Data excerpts
***

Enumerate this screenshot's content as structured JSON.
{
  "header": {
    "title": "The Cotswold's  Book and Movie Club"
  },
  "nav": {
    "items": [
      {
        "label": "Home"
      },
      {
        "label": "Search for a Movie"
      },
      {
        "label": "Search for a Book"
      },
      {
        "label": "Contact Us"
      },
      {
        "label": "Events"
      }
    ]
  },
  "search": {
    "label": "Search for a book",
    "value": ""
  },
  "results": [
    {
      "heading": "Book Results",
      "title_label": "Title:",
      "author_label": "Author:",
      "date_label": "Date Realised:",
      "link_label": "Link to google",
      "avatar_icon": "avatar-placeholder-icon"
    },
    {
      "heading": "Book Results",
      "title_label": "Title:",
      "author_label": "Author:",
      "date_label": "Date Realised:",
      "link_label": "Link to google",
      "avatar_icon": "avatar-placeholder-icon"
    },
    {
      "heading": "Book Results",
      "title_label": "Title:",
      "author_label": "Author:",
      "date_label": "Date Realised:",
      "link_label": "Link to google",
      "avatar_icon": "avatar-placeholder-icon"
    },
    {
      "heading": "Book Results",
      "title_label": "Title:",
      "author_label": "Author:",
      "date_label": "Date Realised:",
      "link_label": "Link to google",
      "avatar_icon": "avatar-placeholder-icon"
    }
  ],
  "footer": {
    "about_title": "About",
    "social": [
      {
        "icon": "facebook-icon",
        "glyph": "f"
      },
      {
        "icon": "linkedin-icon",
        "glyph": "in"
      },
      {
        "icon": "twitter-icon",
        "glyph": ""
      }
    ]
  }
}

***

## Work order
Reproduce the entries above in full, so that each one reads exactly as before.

## Response
Enumerate this screenshot's content as structured JSON.
{
  "header": {
    "title": "The Cotswold's  Book and Movie Club"
  },
  "nav": {
    "items": [
      {
        "label": "Home"
      },
      {
        "label": "Search for a Movie"
      },
      {
        "label": "Search for a Book"
      },
      {
        "label": "Contact Us"
      },
      {
        "label": "Events"
      }
    ]
  },
  "search": {
    "label": "Search for a book",
    "value": ""
  },
  "results": [
    {
      "heading": "Book Results",
      "title_label": "Title:",
      "author_label": "Author:",
      "date_label": "Date Realised:",
      "link_label": "Link to google",
      "avatar_icon": "avatar-placeholder-icon"
    },
    {
      "heading": "Book Results",
      "title_label": "Title:",
      "author_label": "Author:",
      "date_label": "Date Realised:",
      "link_label": "Link to google",
      "avatar_icon": "avatar-placeholder-icon"
    },
    {
      "heading": "Book Results",
      "title_label": "Title:",
      "author_label": "Author:",
      "date_label": "Date Realised:",
      "link_label": "Link to google",
      "avatar_icon": "avatar-placeholder-icon"
    },
    {
      "heading": "Book Results",
      "title_label": "Title:",
      "author_label": "Author:",
      "date_label": "Date Realised:",
      "link_label": "Link to google",
      "avatar_icon": "avatar-placeholder-icon"
    }
  ],
  "footer": {
    "about_title": "About",
    "social": [
      {
        "icon": "facebook-icon",
        "glyph": "f"
      },
      {
        "icon": "linkedin-icon",
        "glyph": "in"
      },
      {
        "icon": "twitter-icon",
        "glyph": ""
      }
    ]
  }
}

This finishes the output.